“Success has become a way of life for Isro. But we never get carried away by success.”
This remark by a senior scientist of the Indian Space Research Organisation (Isro) summed up the mood in the control room at India’s spaceport in Sriharikota after the hugely successful PSLV- C34 mission on Wednesday morning.
This was the 36th flight of the Polar Satellite Launch Vehicle (PSLV) and the 34th successful launch in a row. The rocket has launched over 110 satellites, including 57 from international customers and space agencies. Wednesday’s was the fourth flight of PSLV in 2016. All these statistics reiterate the fact that PSLV has indeed become the workhorse of the Indian space agency and its mascot of success.
Just because the PSLV is being launched again and again, and with success, does not mean that the Isro is doing it mechanically. Yes, systems have been developed for everything that is required for repetitive launches — preparing multiple stages of the rocket, fuel supplies, satellite fabrication, integration, launch, as well as command and control.
Yet every launch of PSLV comes with specific challenges that require innovative technical and technological solutions. In this sense, no two launches of PSLV are carbon copies. Every time the requirements of mission are different and system has to be tailor made for the passengers — satellites — the PSLV carries.
PSLV-C34 posed two major challenges: It had to launch a record number of satellites — 20 in all. Second, the primary satellite — 727.5 kg Cartosat-2 series satellite — had to be launched in a polar sun synchronous orbit (SSO), while 19 other co-passengers together weighing 560 kg had to be launched in a slightly different orbit, that too separated by a safe distance. This was the technological challenge that scientists successfully met in this mission.
To begin with, the most powerful version of PSLV — the XL version that has six strap-on motors to give it extra boost — was used for the launch of 20 satellites. In the past, Isro has executed 17 missions in which multiple satellites were launched. In 2008, PSLV was used to launch a set of 10 satellites in low Earth orbit. This time around 20 satellites were on board and they had to be injected precisely in SSO.
Two sets of new technologies were deployed in the PSLV–C 34 mission. A set of separation technologies was used to achieve precise and safe separation of four stages of the rocket and injection of satellites into their respective orbits. The type of separation or jettisoning system employed in a mission depends on several factors such as the jettisoning speed required and the shock load. For instance, the Flexible Linear-Shaped Charge (FLSC) was used for separation of the first stage. Separation of different stages is the most critical and challenging part of a space flight. This was successfully achieved in Wednesday’s flight.

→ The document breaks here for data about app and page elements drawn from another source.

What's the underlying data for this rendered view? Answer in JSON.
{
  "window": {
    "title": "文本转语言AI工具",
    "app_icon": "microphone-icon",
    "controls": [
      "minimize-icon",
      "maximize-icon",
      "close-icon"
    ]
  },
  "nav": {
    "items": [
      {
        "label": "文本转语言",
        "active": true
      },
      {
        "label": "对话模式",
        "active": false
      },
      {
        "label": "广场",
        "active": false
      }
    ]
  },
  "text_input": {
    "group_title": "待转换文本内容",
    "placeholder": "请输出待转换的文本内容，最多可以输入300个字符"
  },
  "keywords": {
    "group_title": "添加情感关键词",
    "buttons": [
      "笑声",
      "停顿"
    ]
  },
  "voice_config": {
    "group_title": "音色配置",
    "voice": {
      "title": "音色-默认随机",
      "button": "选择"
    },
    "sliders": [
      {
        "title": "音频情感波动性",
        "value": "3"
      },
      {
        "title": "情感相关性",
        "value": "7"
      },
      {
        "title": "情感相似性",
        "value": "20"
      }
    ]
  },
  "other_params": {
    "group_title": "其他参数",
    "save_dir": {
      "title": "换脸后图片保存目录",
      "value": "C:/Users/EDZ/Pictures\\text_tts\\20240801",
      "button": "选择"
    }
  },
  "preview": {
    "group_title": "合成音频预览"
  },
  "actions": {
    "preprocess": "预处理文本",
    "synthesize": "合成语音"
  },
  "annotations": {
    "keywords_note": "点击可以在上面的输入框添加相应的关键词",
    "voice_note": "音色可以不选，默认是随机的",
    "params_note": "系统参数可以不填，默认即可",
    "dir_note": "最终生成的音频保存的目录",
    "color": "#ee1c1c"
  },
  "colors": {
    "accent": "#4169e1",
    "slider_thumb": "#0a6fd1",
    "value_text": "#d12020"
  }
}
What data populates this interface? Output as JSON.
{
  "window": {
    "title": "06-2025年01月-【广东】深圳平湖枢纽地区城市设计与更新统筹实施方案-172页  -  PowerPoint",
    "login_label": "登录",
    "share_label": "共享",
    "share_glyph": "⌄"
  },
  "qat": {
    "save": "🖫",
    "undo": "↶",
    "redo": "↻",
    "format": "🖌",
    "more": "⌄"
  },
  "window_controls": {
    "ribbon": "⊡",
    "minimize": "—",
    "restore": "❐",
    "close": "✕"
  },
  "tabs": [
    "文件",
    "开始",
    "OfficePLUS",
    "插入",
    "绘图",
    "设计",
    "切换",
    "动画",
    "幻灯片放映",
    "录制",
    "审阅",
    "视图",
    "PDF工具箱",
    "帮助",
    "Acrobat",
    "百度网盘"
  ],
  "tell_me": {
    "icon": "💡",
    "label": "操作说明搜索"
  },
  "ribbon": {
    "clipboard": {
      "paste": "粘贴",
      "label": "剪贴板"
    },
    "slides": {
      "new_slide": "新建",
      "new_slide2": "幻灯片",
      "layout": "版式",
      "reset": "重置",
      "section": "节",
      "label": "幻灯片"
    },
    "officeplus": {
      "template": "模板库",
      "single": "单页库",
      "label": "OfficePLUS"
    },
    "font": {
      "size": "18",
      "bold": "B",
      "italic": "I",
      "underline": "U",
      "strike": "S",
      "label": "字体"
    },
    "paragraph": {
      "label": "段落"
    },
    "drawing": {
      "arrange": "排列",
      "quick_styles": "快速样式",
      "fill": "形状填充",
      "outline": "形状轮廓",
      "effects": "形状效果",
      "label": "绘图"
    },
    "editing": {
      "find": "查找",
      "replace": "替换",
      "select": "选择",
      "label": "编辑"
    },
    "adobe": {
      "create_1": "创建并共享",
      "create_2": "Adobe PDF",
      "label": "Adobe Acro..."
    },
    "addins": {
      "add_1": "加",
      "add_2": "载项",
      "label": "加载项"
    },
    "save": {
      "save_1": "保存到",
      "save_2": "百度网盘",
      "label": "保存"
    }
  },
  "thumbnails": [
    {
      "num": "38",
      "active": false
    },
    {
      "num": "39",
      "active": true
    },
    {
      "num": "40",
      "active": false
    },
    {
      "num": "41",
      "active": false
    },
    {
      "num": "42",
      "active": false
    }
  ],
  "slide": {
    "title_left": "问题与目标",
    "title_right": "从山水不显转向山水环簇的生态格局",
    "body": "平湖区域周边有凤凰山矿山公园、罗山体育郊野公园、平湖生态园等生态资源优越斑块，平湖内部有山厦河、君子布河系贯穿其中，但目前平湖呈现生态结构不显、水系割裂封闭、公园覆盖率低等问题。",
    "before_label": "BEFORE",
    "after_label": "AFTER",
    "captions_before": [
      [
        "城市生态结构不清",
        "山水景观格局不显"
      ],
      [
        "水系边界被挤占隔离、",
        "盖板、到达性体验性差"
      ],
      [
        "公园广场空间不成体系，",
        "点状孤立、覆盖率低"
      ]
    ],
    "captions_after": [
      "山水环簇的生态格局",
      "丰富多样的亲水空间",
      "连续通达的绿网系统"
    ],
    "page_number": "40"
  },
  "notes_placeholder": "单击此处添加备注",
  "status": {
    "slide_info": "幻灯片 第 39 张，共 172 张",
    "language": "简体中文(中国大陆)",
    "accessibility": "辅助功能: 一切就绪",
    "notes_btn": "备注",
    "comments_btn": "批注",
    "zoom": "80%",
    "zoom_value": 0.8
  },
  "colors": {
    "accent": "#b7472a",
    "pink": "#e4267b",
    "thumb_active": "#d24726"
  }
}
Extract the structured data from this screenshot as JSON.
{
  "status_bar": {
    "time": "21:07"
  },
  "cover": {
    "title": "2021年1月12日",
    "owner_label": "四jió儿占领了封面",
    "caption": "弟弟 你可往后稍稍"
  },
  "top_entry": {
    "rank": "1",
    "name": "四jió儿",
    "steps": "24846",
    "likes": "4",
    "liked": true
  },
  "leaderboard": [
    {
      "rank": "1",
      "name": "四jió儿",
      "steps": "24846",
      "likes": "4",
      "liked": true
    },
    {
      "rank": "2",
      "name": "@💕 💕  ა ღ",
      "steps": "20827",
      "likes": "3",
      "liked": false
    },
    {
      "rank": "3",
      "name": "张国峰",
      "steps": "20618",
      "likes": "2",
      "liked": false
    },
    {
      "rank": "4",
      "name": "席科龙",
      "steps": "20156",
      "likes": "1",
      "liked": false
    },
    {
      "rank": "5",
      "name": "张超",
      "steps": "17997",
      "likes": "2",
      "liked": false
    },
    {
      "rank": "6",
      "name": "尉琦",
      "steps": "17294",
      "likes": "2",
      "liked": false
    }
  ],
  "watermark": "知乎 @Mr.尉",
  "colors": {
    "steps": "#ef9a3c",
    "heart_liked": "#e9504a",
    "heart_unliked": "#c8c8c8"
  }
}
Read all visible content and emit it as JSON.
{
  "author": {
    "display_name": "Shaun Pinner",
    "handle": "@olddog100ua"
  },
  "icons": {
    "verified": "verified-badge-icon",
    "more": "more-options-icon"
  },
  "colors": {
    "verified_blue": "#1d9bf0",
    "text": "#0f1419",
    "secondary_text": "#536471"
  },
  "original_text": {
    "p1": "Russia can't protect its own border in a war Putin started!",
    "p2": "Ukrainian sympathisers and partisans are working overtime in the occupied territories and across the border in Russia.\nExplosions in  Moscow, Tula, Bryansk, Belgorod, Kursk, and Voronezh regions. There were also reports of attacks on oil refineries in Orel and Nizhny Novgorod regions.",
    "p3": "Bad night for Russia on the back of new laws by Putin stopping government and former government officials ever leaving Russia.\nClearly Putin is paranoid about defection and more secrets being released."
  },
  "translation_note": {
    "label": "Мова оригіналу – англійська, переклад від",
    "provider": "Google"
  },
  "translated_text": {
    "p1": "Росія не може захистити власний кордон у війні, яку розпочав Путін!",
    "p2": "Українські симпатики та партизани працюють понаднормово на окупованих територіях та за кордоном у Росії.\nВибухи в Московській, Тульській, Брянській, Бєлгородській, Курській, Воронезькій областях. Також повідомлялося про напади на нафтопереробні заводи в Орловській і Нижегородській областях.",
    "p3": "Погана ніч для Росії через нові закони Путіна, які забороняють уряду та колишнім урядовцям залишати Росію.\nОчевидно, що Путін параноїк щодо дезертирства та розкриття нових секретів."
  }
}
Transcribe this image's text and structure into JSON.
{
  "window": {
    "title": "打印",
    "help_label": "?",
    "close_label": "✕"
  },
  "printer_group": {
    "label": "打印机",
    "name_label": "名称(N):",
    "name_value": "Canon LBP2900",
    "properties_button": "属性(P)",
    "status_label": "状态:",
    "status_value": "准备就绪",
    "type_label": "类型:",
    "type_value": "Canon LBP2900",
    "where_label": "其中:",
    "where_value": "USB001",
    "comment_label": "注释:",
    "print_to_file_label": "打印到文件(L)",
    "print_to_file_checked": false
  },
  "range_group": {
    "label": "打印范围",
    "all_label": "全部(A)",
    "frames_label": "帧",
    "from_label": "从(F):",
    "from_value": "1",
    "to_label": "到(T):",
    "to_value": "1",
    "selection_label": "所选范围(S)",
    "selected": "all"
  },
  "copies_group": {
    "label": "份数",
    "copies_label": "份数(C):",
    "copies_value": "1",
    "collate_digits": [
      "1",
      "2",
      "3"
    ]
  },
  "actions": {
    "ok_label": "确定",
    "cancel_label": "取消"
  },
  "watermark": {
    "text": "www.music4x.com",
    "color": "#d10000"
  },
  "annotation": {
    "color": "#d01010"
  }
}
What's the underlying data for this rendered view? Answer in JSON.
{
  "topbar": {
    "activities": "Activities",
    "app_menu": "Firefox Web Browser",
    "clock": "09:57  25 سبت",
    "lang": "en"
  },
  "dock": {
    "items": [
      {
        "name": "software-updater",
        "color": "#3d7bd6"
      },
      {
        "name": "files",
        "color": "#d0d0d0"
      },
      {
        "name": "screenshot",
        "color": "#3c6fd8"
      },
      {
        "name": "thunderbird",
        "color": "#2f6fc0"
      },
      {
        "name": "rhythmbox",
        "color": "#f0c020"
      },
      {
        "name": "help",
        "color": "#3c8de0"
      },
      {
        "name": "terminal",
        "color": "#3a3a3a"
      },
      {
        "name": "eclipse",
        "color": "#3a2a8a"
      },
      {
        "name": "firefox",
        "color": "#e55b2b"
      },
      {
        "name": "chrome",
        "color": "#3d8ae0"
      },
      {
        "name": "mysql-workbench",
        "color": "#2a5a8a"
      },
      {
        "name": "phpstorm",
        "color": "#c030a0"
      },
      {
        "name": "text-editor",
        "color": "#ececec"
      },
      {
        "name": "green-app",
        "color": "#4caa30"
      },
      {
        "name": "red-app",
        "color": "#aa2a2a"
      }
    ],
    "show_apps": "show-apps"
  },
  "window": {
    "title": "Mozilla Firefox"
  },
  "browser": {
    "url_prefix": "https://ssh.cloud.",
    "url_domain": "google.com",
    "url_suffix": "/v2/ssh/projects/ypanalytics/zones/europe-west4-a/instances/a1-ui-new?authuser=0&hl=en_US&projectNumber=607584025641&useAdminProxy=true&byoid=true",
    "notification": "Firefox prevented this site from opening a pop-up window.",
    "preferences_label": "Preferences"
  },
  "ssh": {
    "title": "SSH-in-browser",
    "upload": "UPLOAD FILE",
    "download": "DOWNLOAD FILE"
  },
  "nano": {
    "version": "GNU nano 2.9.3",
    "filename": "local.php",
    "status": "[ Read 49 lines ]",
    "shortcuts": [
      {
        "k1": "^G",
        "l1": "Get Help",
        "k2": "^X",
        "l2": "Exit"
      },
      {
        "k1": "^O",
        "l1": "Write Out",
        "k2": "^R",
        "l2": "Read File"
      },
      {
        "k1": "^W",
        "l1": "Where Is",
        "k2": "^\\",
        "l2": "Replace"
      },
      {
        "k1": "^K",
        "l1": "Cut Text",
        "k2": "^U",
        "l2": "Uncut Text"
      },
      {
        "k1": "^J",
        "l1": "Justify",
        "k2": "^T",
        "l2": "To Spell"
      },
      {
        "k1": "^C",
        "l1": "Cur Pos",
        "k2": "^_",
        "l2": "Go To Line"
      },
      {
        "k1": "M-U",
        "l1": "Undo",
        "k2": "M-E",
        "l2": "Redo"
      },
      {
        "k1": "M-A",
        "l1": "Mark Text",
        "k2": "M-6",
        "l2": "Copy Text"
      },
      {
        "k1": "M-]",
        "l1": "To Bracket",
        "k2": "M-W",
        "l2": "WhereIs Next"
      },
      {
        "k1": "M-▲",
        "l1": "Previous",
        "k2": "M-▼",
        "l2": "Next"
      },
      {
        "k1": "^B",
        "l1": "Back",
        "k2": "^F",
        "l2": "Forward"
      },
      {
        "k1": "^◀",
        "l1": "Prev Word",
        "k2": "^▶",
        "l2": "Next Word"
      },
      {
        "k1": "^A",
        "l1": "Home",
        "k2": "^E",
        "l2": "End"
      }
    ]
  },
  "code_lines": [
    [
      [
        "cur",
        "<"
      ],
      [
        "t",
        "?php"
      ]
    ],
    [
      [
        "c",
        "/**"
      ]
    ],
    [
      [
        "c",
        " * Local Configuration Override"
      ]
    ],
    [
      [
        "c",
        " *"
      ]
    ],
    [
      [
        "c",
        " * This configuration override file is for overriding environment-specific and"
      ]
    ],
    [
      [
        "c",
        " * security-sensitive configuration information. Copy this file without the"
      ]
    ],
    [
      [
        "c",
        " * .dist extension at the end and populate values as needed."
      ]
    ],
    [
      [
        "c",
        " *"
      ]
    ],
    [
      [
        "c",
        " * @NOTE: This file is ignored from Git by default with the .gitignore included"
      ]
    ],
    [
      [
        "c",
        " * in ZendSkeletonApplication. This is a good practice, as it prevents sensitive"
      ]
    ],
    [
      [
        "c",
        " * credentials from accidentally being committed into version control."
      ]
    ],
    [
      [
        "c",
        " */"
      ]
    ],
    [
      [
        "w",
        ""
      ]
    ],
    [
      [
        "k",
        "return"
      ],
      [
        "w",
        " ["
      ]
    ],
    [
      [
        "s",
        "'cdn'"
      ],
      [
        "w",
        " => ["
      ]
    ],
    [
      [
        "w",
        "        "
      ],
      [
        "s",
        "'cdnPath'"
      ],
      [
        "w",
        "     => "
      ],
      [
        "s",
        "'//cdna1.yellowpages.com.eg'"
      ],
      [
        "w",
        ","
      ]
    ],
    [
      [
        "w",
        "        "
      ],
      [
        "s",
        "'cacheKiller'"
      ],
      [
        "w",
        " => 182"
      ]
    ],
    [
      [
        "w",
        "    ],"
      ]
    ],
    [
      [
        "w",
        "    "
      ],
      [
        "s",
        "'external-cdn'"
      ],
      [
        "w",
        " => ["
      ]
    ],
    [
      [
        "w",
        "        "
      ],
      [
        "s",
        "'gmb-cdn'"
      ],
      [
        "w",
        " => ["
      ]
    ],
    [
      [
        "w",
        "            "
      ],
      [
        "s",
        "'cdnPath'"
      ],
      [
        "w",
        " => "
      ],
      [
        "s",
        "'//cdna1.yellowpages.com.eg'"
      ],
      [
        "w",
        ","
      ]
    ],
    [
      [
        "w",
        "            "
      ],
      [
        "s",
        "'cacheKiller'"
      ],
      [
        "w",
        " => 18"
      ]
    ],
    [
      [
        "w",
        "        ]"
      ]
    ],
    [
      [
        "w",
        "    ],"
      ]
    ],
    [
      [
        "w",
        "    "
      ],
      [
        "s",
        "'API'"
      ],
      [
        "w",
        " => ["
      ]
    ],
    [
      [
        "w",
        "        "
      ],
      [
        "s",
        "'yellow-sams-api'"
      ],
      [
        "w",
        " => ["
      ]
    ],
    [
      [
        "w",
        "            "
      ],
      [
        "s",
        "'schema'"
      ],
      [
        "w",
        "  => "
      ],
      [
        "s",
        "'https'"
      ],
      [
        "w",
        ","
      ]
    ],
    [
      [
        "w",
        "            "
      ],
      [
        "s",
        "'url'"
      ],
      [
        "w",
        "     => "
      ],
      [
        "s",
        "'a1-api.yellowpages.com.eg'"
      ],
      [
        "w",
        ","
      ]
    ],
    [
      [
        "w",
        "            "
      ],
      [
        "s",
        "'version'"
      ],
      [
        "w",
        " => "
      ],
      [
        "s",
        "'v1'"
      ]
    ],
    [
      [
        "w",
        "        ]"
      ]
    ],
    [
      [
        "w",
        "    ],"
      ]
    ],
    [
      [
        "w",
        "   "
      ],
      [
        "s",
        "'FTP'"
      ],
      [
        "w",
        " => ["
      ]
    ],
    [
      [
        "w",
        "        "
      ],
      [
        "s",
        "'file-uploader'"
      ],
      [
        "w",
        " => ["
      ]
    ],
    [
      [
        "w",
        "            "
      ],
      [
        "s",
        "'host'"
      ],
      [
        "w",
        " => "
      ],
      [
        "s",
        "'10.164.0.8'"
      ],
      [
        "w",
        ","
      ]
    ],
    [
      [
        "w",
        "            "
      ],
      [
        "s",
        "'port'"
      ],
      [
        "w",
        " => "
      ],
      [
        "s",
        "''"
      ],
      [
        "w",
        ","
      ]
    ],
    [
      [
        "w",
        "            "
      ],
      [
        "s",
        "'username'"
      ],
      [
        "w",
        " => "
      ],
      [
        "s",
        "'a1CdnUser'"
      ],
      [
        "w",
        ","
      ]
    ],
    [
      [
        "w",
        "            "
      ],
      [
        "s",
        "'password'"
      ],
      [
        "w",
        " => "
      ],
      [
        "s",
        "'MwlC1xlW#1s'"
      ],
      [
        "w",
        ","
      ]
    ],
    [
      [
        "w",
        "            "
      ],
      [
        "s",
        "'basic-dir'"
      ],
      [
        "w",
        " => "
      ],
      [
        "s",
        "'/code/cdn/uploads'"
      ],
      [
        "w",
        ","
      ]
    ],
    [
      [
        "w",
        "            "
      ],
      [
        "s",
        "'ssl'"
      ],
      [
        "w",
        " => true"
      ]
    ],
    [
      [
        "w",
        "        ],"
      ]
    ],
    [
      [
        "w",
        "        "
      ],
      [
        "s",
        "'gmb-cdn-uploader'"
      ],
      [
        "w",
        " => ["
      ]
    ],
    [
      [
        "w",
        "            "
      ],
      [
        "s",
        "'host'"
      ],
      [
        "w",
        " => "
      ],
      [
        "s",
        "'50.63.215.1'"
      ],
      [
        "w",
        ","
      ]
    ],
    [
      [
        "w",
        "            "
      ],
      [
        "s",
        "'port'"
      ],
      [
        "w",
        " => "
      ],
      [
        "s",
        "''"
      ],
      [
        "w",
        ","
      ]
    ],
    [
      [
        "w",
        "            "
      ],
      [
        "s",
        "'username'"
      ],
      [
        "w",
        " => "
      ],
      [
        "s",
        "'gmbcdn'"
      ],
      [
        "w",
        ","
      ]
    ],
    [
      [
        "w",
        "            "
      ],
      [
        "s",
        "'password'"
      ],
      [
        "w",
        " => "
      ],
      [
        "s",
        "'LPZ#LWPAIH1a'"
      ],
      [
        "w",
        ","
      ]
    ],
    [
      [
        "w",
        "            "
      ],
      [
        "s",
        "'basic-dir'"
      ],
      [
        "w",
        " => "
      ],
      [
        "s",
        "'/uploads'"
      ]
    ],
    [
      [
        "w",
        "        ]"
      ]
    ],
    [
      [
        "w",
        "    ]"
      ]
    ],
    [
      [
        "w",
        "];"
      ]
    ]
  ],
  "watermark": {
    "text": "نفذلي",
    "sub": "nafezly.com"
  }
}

The second important technological advance in the flight was re-ignition or re-start of the fourth stage of the rocket. The fourth stage fired for five seconds twice to give the rocket the necessary boost for injection of satellites in different orbits, after proper reorientation of the rocket. After the injection of main cargo, the Cartosat, the rocket launched two student satellites — Satyabhamasat and Swaym with a gap of 440 milliseconds. Dual Launch Adapter (DLA) technology was used for this purpose.
The re-starting of the fourth stage of the rocket, powered by liquid fuel, was a novel technique used in the PSLV- C34 mission. It was tested during the flight of PSLV-C29 and now it has been operationalised and will be used in future missions too.
The PSLV-C34 mission was also important for Isro to promote its commercial interests. The co-passenger satellites came from the US (13), Canada (two), Germany and Indonesia (one each), besides the two nano satellites from Indian academic institutions (Satyabama University and College of Engineering, Pune). Of the two American satellites launched on Wednesday, SkySat3 has been developed by Terra Bella, a Google subsidiary based in California. Most satellites are earth imaging satellites, many of them weighing around 100 kg each. In the past, Isro has launched satellites from several space agencies, commercial space firms and academic institutions around the world.
The primary satellite launched — Cartosat 2 — is an advanced remote sensing satellite developed by India. The images sent by this satellite will be useful for cartographic, urban and rural applications, coastal land use and regulation, utility management such as road network monitoring, water distribution, creation of land use maps, and other Land Information System (LIS) and Geographical Information System (GIS) applications.